(Photo by Tom Brenner / AFP) (Photo by TOM BRENNER/AFP via Getty Images)
The study, conducted by Policygenius, found that Florida experienced the largest jump with premiums increasing by 35%. The steep increases in homeowner’s insurance costs contribute to the already intractable housing affordability crisis, as homeowners must allocate more of their incomes to their monthly housing costs.
Natural Disaster Risk Drives Up Insurance Costs
When State Farm stopped offering new policies in California, they blamed wildfire risk and construction costs for their inability to operate profitably in the Golden State. Farmers Insurance, who also left California, cited hurricane risk for their decision to leave Florida. As climate change increases the severity and frequency of natural disasters, more homeowners and homebuyers will likely lose coverage or face increased insurance costs.

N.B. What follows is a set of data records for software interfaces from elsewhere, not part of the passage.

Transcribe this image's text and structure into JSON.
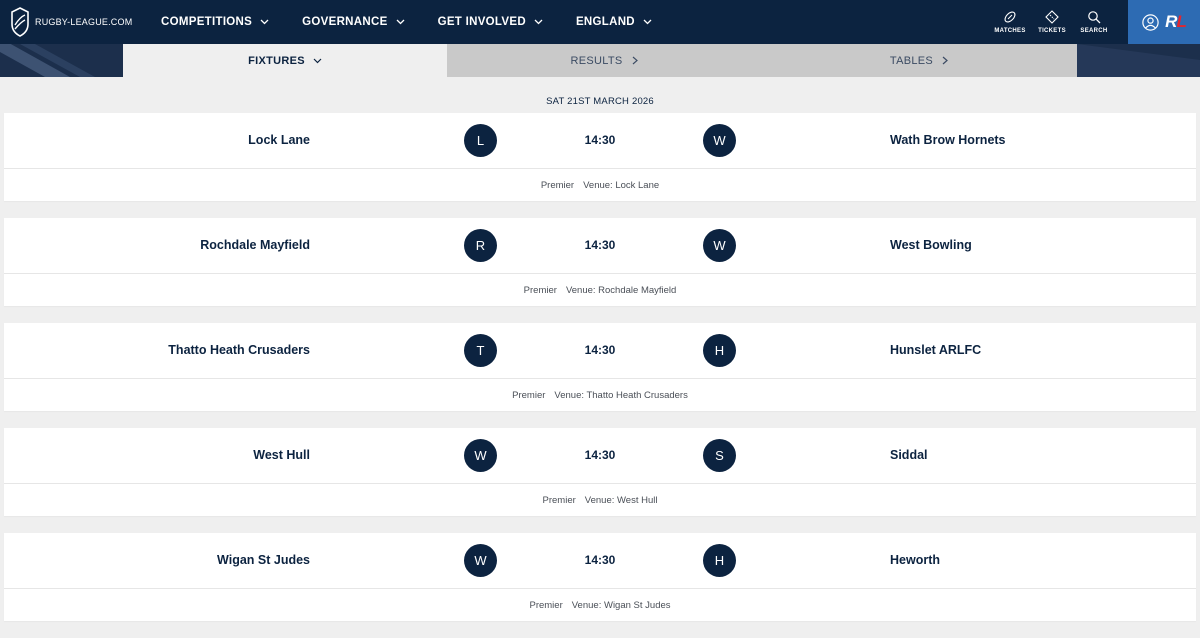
{
  "header": {
    "logo_text": "RUGBY-LEAGUE.COM",
    "nav": [
      {
        "label": "COMPETITIONS"
      },
      {
        "label": "GOVERNANCE"
      },
      {
        "label": "GET INVOLVED"
      },
      {
        "label": "ENGLAND"
      }
    ],
    "tools": [
      {
        "label": "MATCHES",
        "icon": "rugby-ball-icon"
      },
      {
        "label": "TICKETS",
        "icon": "ticket-icon"
      },
      {
        "label": "SEARCH",
        "icon": "search-icon"
      }
    ],
    "account_icon": "user-icon",
    "brand_logo": {
      "main": "R",
      "accent": "L"
    }
  },
  "tabs": [
    {
      "label": "FIXTURES",
      "active": true,
      "icon": "chevron-down-icon"
    },
    {
      "label": "RESULTS",
      "active": false,
      "icon": "chevron-right-icon"
    },
    {
      "label": "TABLES",
      "active": false,
      "icon": "chevron-right-icon"
    }
  ],
  "date_heading": "SAT 21ST MARCH 2026",
  "fixtures": [
    {
      "home": "Lock Lane",
      "home_initial": "L",
      "time": "14:30",
      "away": "Wath Brow Hornets",
      "away_initial": "W",
      "competition": "Premier",
      "venue": "Venue: Lock Lane"
    },
    {
      "home": "Rochdale Mayfield",
      "home_initial": "R",
      "time": "14:30",
      "away": "West Bowling",
      "away_initial": "W",
      "competition": "Premier",
      "venue": "Venue: Rochdale Mayfield"
    },
    {
      "home": "Thatto Heath Crusaders",
      "home_initial": "T",
      "time": "14:30",
      "away": "Hunslet ARLFC",
      "away_initial": "H",
      "competition": "Premier",
      "venue": "Venue: Thatto Heath Crusaders"
    },
    {
      "home": "West Hull",
      "home_initial": "W",
      "time": "14:30",
      "away": "Siddal",
      "away_initial": "S",
      "competition": "Premier",
      "venue": "Venue: West Hull"
    },
    {
      "home": "Wigan St Judes",
      "home_initial": "W",
      "time": "14:30",
      "away": "Heworth",
      "away_initial": "H",
      "competition": "Premier",
      "venue": "Venue: Wigan St Judes"
    }
  ],
  "colors": {
    "navy": "#0c2340",
    "accent_blue": "#2d6bb3",
    "brand_red": "#e3262f",
    "page_bg": "#efefef"
  }
}
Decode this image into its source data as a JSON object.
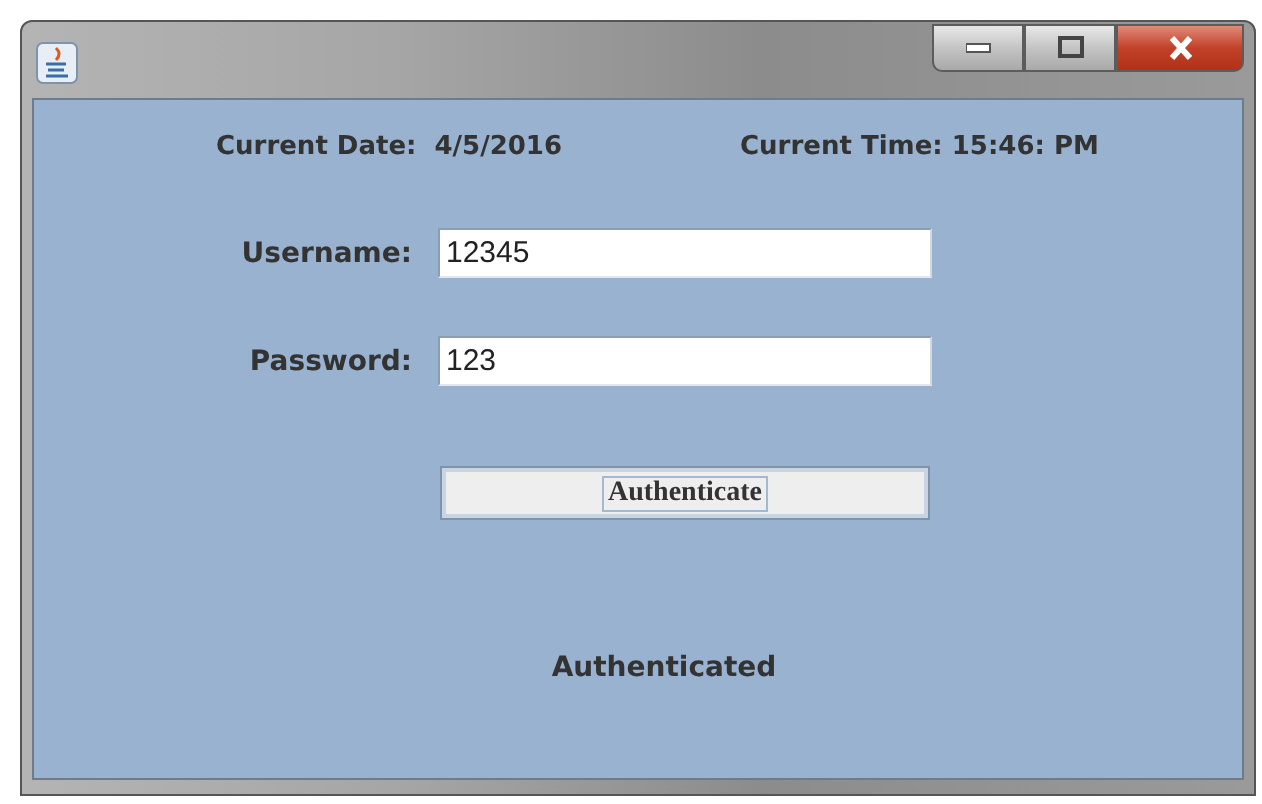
{
  "window": {
    "buttons": [
      {
        "kind": "minimize"
      },
      {
        "kind": "maximize"
      },
      {
        "kind": "close"
      }
    ]
  },
  "date": {
    "label": "Current Date:",
    "value": "4/5/2016"
  },
  "time": {
    "label": "Current Time: 15:46: PM"
  },
  "fields": [
    {
      "label": "Username:",
      "value": "12345"
    },
    {
      "label": "Password:",
      "value": "123"
    }
  ],
  "button": {
    "label": "Authenticate",
    "focused": true
  },
  "status": "Authenticated"
}
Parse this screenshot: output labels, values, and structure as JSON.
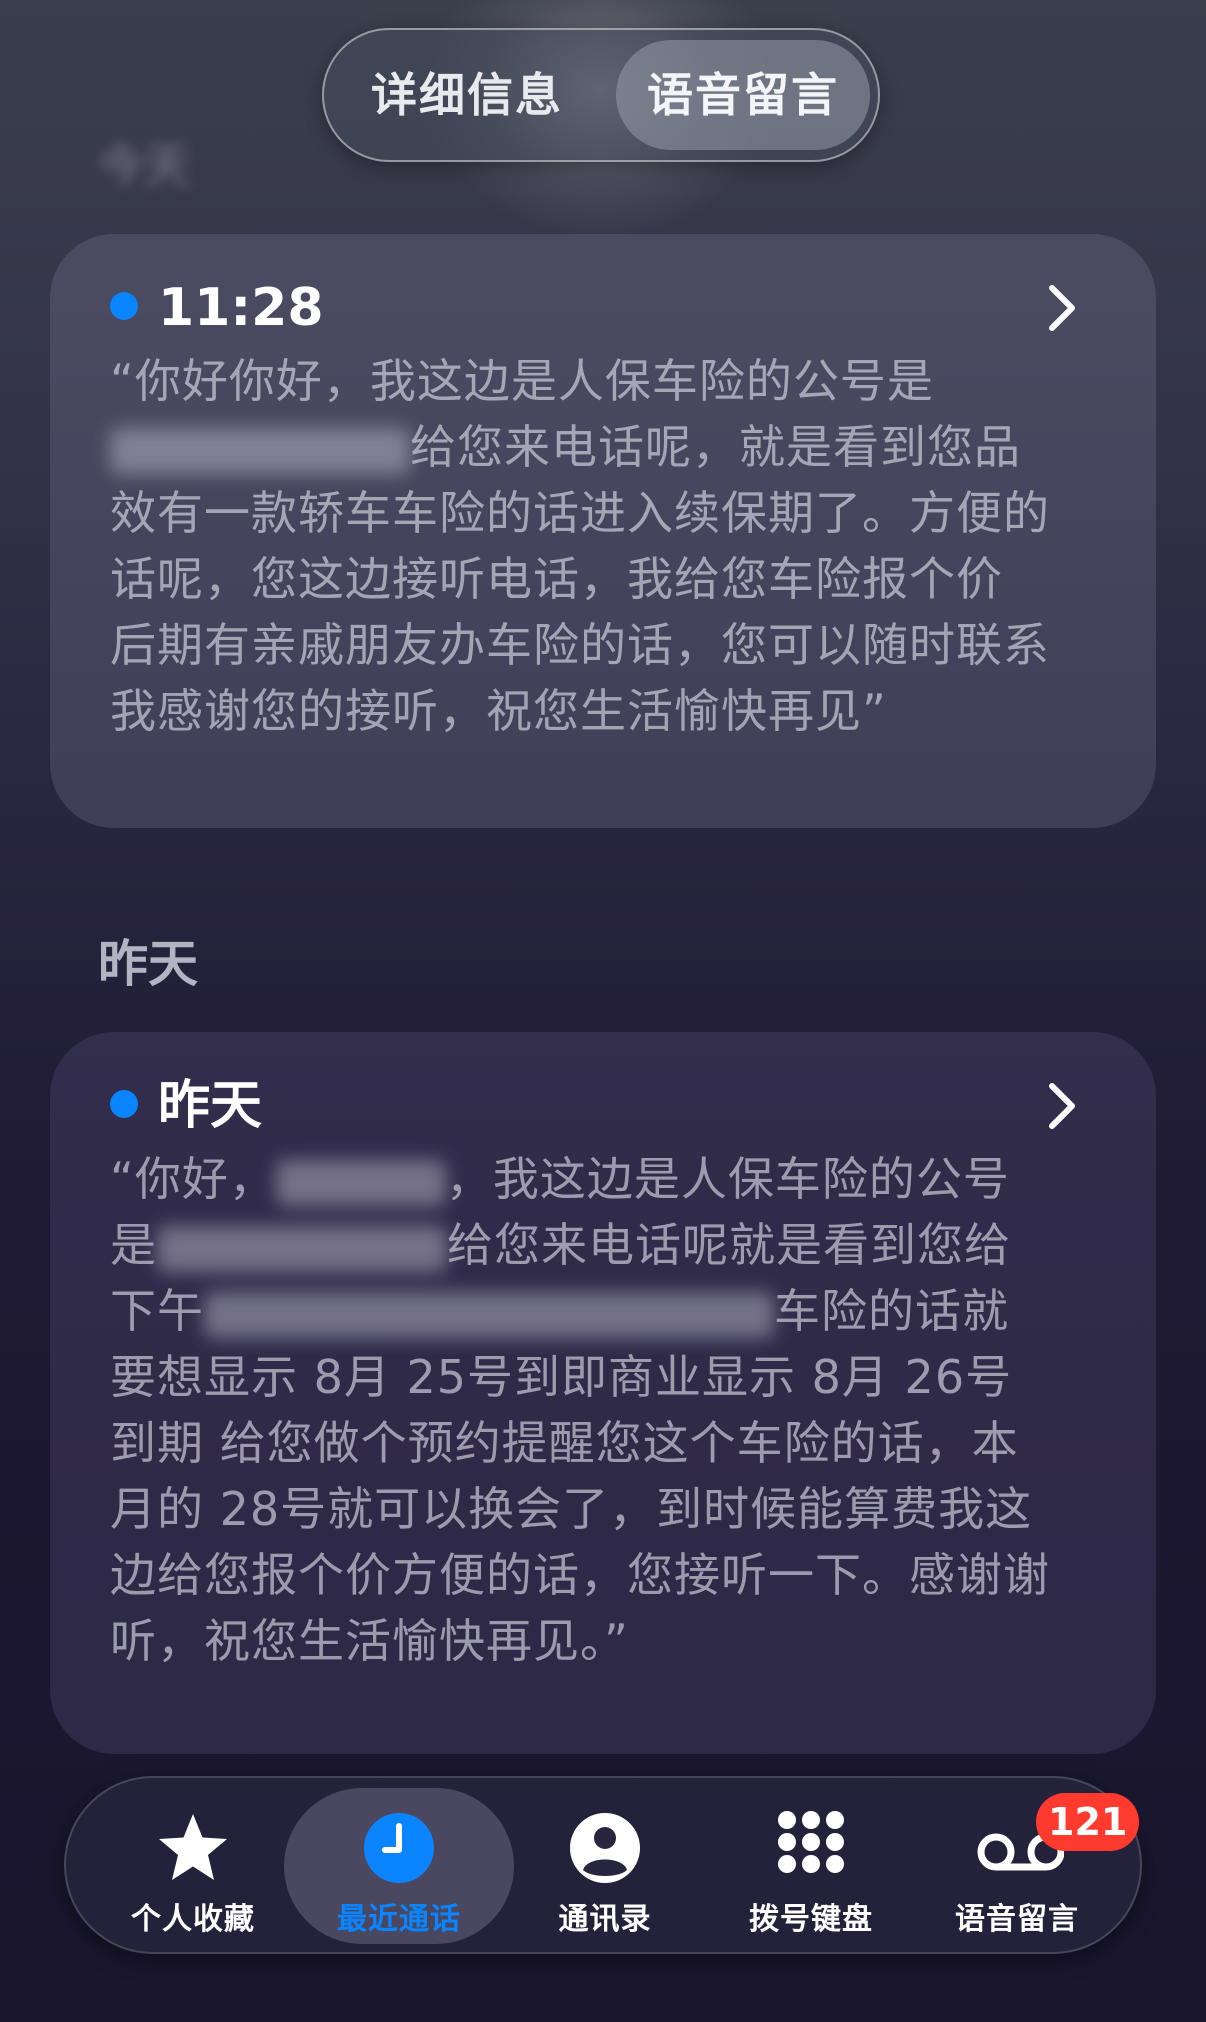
{
  "segmented_control": {
    "left_label": "详细信息",
    "right_label": "语音留言",
    "selected": "语音留言"
  },
  "sections": {
    "today_header": "今天",
    "yesterday_header": "昨天"
  },
  "voicemails": [
    {
      "time": "11:28",
      "unread": true,
      "transcript_parts": [
        "“你好你好，我这边是人保车险的公号是",
        "给您来电话呢，就是看到您品效有一款轿车车险的话进入续保期了。方便的话呢，您这边接听电话，我给您车险报个价 后期有亲戚朋友办车险的话，您可以随时联系我感谢您的接听，祝您生活愉快再见”"
      ]
    },
    {
      "time": "昨天",
      "unread": true,
      "transcript_parts": [
        "“你好，",
        "，我这边是人保车险的公号是",
        "给您来电话呢就是看到您给下午",
        "车险的话就要想显示 8月 25号到即商业显示 8月 26号到期 给您做个预约提醒您这个车险的话，本月的 28号就可以换会了，到时候能算费我这边给您报个价方便的话，您接听一下。感谢谢听，祝您生活愉快再见。”"
      ]
    }
  ],
  "tabbar": {
    "tabs": [
      {
        "label": "个人收藏",
        "icon": "star-icon",
        "active": false
      },
      {
        "label": "最近通话",
        "icon": "clock-icon",
        "active": true
      },
      {
        "label": "通讯录",
        "icon": "person-icon",
        "active": false
      },
      {
        "label": "拨号键盘",
        "icon": "keypad-icon",
        "active": false
      },
      {
        "label": "语音留言",
        "icon": "voicemail-icon",
        "active": false
      }
    ],
    "voicemail_badge": "121"
  },
  "colors": {
    "accent": "#0a84ff",
    "badge": "#ff3b30",
    "unread_dot": "#0a84ff"
  }
}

Homebuyers Prefer Homes With Lower Climate Risks
Homes that experience the largest jumps in insurance costs will likely experience lower home price appreciation than comparable homes with stable premiums. Homebuyers will prefer homes that have lower insurance costs and climate risks. A Redfin
Although homebuyers prefer homes not at risk of natural disasters, affordability remains the first consideration for homebuyers. Homebuyers in expensive cities like New York or Los Angeles are moving to Florida because of the relatively low cost of living and low tax rates. In the last two decades, about 60,000 people have moved to Lee County, FL. This county includes Fort Myers, Cape Coral and was devastated last September by Hurricane Ian. But now that Florida insurance premium prices have increased 35% in just one year, Florida cities like Cape Coral may become a less attractive location for homebuyers.
We already have a shortage of affordable housing in the United States, and rising home insurance costs will worsen the problem. Local and state governments should prioritize building resilient housing where disaster risks are low and insurance costs are low. Climate change will cost more if we delay action.